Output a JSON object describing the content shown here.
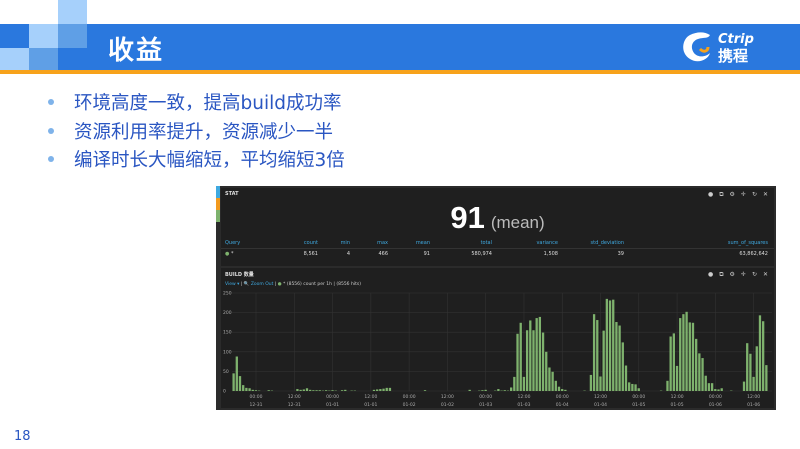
{
  "slide": {
    "title": "收益",
    "page_number": "18",
    "bullets": [
      "环境高度一致，提高build成功率",
      "资源利用率提升，资源减少一半",
      "编译时长大幅缩短，平均缩短3倍"
    ],
    "logo_text": [
      "Ctrip",
      "携程"
    ],
    "colors": {
      "band": "#2a78de",
      "accent": "#f7a21b",
      "text": "#2a56c2"
    }
  },
  "stat_panel": {
    "title": "STAT",
    "value": "91",
    "value_label": "(mean)",
    "icons": [
      "info-icon",
      "copy-icon",
      "gear-icon",
      "move-icon",
      "refresh-icon",
      "close-icon"
    ],
    "columns": [
      "Query",
      "count",
      "min",
      "max",
      "mean",
      "total",
      "variance",
      "std_deviation",
      "sum_of_squares"
    ],
    "row": [
      "*",
      "8,561",
      "4",
      "466",
      "91",
      "580,974",
      "1,508",
      "39",
      "63,862,642"
    ]
  },
  "build_panel": {
    "title": "BUILD 数量",
    "view_label": "View ▾",
    "zoom_out_label": "Zoom Out",
    "legend_text": "* (8556)  count per 1h | (8556 hits)"
  },
  "chart_data": {
    "type": "bar",
    "title": "BUILD 数量",
    "xlabel": "",
    "ylabel": "count per 1h",
    "ylim": [
      0,
      250
    ],
    "yticks": [
      "0",
      "50",
      "100",
      "150",
      "200",
      "250"
    ],
    "x_start": "12-30 17:00",
    "interval": "1h",
    "xticks": [
      [
        "00:00",
        "12-31"
      ],
      [
        "12:00",
        "12-31"
      ],
      [
        "00:00",
        "01-01"
      ],
      [
        "12:00",
        "01-01"
      ],
      [
        "00:00",
        "01-02"
      ],
      [
        "12:00",
        "01-02"
      ],
      [
        "00:00",
        "01-03"
      ],
      [
        "12:00",
        "01-03"
      ],
      [
        "00:00",
        "01-04"
      ],
      [
        "12:00",
        "01-04"
      ],
      [
        "00:00",
        "01-05"
      ],
      [
        "12:00",
        "01-05"
      ],
      [
        "00:00",
        "01-06"
      ],
      [
        "12:00",
        "01-06"
      ]
    ],
    "series": [
      {
        "name": "*",
        "color": "#7eb26d",
        "values": [
          45,
          88,
          38,
          15,
          8,
          7,
          3,
          2,
          1,
          0,
          0,
          2,
          1,
          0,
          0,
          0,
          0,
          0,
          0,
          0,
          5,
          3,
          4,
          7,
          3,
          2,
          2,
          2,
          1,
          2,
          1,
          2,
          1,
          0,
          2,
          3,
          0,
          1,
          1,
          0,
          0,
          0,
          0,
          0,
          3,
          4,
          5,
          6,
          8,
          8,
          0,
          0,
          0,
          0,
          0,
          0,
          0,
          0,
          0,
          0,
          2,
          0,
          0,
          0,
          0,
          0,
          0,
          0,
          0,
          0,
          0,
          0,
          0,
          0,
          3,
          0,
          0,
          1,
          2,
          3,
          0,
          0,
          1,
          5,
          1,
          2,
          1,
          9,
          36,
          146,
          174,
          36,
          155,
          180,
          155,
          186,
          189,
          149,
          100,
          60,
          49,
          26,
          11,
          5,
          3,
          0,
          0,
          0,
          0,
          0,
          1,
          0,
          41,
          196,
          181,
          37,
          154,
          235,
          231,
          233,
          176,
          167,
          124,
          65,
          22,
          18,
          17,
          7,
          0,
          0,
          0,
          0,
          0,
          0,
          1,
          0,
          26,
          139,
          147,
          64,
          186,
          196,
          202,
          175,
          174,
          133,
          96,
          84,
          39,
          20,
          20,
          5,
          4,
          7,
          0,
          0,
          1,
          0,
          0,
          0,
          24,
          122,
          95,
          36,
          114,
          193,
          178,
          66
        ]
      }
    ]
  }
}
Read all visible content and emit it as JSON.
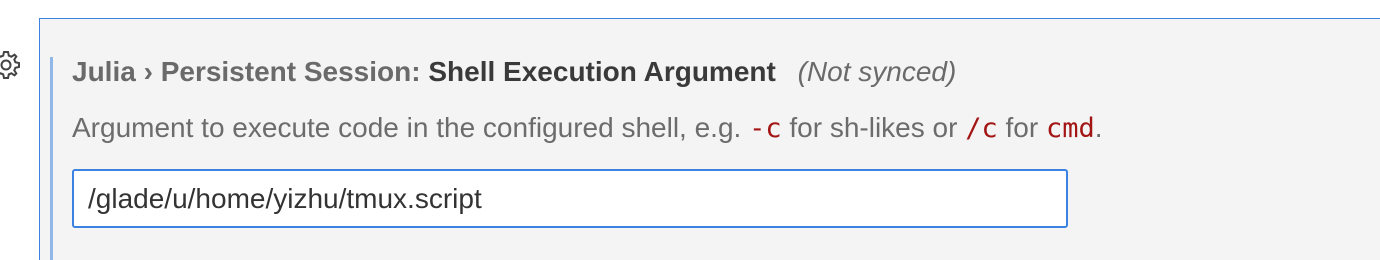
{
  "icons": {
    "gear": "gear-icon"
  },
  "colors": {
    "panel_background": "#f4f4f4",
    "focus_border": "#3c82e0",
    "code_text": "#a31515"
  },
  "setting": {
    "category": "Julia › Persistent Session:",
    "name": "Shell Execution Argument",
    "sync_status": "(Not synced)",
    "description": {
      "text_1": "Argument to execute code in the configured shell, e.g. ",
      "code_1": "-c",
      "text_2": " for sh-likes or ",
      "code_2": "/c",
      "text_3": " for ",
      "code_3": "cmd",
      "text_4": "."
    },
    "value": "/glade/u/home/yizhu/tmux.script"
  }
}
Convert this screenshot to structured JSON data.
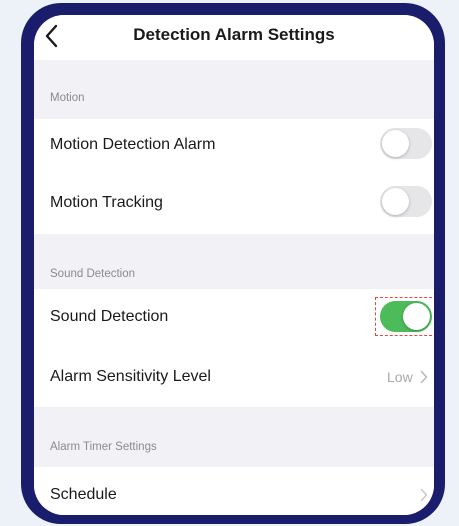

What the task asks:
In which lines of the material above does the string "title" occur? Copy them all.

Output of the exercise:
    "title": "收益",
    "title": "STAT",
    "title": "BUILD 数量",
    "title": "BUILD 数量",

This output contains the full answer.